"What's your name, son?" Barnabas asked more gently.
Loomis. Barnabas closed his eyes briefly. He remembered a young Ben Loomis, a servant, from long ago. A good, loyal soul. When the Collinses' other servants had deserted them, swearing that Collinwood was cursed, Ben had stood by the family. And later—much, much later, after an eternity in that chained coffin underground—an old, old man had set him free.
Of course, Barnabas, crazed with thirst, had killed the poor devil immediately and fled, not even looking back. Old Ben Loomis was only the first of many that night. But Barnabas remembered him; and that face in his memory, twisted in terror, was eerily similar to the one he was looking at now.
"Listen carefully, Willie Loomis." He resumed his steady, piercing gaze. "You work for me now. You'll do whatever I may require you to do, and you'll speak of me to no one. In return, I will let you stay here and I will . . . try not to harm you. But if you fail me—if you betray me—I will kill you."
Willie's eyes wavered slightly, but he did not flinch. He gave a barely perceptible nod.
Barnabas walked past him into the corridor, heedless of the rats that scurried across his path. The air smelled of mold and rot, and dust lay thick over every surface. Rain trickled down from several places where the roof needed repairs. But Barnabas, looking around him, felt his sense of gloom beginning to lift. He sensed nothing here—no trace of the evil he had dreaded to confront. It was as if the dead, like the living, had forsaken this place . . . as if the horrors of the past had never been.
He wandered from room to room, hardly daring to hope. Again, nothing. No ghosts. No bloodstains. Nothing dire or vengeful awaited him here. Only a very old, neglected house crying out for someone to take care of it.
His mind rapidly assessed the damage as he made his way back to Willie. He might be able to restore this house within a year; with a team of laborers, it might be a matter of months. And funding . . . yes, he knew where he could get that. All at once the plan became splendidly clear.
"The first thing you'll do," he announced to a startled Willie, "is help me restore my house."
He went swiftly up the staircase, which groaned at every step, to a door at the far end of the corridor. When he entered, he shut the door behind him. No other eyes should see this room; it would be a sacrilege. He would let others help him work on the rest of the house, but this room would be his alone.
On the wall was a portrait of a girl, as clear and vivid as if it had been painted yesterday. Barnabas marveled at its condition. Surely, after so many years in this moldering old house, the painting should have suffered some damage. But it would have hurt him to see that beautiful face marred. Such a bright, living face on the canvas . . . just the way he wanted to remember her.
From the dressing-table he picked up a silver music box, so tarnished and dusty it was virtually unrecognizable, and opened the lid with trembling fingers.
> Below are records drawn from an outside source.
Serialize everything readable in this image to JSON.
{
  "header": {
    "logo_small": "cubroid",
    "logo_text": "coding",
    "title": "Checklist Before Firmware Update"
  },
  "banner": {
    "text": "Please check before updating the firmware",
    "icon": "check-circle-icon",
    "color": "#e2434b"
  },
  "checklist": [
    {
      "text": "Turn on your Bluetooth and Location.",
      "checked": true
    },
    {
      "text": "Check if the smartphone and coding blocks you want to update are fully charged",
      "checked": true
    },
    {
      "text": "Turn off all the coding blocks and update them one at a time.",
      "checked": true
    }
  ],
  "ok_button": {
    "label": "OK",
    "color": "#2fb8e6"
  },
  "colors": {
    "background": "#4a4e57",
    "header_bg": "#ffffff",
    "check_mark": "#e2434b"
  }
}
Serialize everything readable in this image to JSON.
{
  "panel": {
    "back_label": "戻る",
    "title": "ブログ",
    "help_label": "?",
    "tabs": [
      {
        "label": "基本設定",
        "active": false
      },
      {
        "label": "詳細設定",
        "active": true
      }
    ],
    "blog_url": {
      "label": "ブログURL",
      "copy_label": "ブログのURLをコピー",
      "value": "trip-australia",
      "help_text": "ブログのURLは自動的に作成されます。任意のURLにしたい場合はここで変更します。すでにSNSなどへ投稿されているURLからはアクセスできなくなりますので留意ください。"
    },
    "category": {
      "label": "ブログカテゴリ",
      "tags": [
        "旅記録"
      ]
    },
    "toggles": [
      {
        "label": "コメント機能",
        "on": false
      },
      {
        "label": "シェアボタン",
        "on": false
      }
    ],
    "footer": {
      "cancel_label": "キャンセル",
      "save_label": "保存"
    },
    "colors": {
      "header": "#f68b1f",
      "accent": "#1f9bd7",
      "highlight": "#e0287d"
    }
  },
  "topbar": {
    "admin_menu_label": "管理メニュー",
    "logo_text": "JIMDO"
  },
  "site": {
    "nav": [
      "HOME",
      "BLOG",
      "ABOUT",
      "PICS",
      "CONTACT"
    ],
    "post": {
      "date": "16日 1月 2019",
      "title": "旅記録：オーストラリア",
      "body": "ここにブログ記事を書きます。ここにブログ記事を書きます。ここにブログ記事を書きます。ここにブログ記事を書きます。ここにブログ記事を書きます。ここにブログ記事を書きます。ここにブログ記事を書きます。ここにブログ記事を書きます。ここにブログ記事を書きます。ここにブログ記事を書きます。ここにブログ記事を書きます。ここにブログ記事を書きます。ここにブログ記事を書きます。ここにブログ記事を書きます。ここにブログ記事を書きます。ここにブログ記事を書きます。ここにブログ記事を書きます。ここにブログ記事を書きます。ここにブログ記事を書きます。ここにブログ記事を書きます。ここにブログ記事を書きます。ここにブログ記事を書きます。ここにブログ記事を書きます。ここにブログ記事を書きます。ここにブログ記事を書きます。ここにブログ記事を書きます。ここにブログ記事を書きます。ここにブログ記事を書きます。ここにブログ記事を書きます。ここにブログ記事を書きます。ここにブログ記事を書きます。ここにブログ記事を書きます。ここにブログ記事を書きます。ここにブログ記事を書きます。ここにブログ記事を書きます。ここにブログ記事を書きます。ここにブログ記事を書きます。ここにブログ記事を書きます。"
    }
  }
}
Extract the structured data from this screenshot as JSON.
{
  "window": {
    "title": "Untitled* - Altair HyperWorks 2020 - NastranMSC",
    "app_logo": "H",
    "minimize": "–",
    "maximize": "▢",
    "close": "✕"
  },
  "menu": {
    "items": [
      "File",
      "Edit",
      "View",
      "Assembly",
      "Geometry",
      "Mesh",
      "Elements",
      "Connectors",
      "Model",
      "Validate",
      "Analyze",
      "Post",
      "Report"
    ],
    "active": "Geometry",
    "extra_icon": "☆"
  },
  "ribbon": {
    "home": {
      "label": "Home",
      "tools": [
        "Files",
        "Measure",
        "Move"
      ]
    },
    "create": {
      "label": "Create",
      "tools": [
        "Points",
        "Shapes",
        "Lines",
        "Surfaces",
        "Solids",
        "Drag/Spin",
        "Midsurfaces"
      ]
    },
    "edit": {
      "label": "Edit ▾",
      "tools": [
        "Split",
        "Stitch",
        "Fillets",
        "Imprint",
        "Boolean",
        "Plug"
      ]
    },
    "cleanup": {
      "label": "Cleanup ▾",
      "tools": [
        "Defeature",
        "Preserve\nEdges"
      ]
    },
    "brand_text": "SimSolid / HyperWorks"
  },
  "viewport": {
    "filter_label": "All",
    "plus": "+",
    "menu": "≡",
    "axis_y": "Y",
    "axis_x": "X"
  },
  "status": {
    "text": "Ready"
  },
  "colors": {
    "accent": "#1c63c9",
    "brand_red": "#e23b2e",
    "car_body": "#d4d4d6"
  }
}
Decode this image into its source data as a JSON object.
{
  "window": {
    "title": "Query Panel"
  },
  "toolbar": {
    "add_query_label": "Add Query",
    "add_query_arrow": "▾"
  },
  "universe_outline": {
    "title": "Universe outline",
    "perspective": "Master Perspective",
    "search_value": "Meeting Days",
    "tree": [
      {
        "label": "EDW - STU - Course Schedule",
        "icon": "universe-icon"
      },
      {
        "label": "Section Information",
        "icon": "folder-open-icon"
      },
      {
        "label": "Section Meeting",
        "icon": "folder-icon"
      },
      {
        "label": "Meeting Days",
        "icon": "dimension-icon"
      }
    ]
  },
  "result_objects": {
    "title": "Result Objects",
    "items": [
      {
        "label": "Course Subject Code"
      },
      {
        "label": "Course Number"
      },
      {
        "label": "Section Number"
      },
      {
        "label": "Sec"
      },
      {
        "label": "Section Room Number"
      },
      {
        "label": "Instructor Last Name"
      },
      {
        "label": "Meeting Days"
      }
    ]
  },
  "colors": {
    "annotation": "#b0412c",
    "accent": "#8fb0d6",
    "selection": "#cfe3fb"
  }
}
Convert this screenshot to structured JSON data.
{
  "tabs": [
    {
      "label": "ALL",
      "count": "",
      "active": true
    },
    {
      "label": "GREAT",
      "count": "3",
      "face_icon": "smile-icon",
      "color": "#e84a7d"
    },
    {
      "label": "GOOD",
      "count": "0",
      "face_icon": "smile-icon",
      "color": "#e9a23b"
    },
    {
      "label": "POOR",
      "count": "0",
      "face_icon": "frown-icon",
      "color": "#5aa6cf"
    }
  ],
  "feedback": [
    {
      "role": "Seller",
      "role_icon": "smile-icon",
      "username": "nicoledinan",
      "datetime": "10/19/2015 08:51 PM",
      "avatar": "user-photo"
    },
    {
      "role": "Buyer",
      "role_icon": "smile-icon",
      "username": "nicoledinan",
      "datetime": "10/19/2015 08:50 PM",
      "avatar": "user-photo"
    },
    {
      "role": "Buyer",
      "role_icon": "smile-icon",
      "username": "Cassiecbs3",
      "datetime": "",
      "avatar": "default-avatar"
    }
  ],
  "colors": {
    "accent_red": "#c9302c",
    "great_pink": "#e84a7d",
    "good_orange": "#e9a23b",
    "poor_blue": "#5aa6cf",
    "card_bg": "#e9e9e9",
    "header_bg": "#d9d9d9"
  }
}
At the slow stirring of those familiar notes—a tune he had thought he'd never hear again—he looked up at the girl's painted eyes and realized that all he had come back for, all that had kept him from going entirely to pieces during his long exile, was the hope of seeing that face once more.
My love . . .
For her he would drive the shadows from this house and fill it with light, with all of its remembered grace and beauty. For all the Collinses, the living and the dead, but especially for her: a girl whose name no one else remembered, who had been dust for over two centuries, and whose family had long since vanished. He had given up searching for her likeness in the outside world. Here was the end of the road; here, with her image and her music box, was as near to her as he would ever be.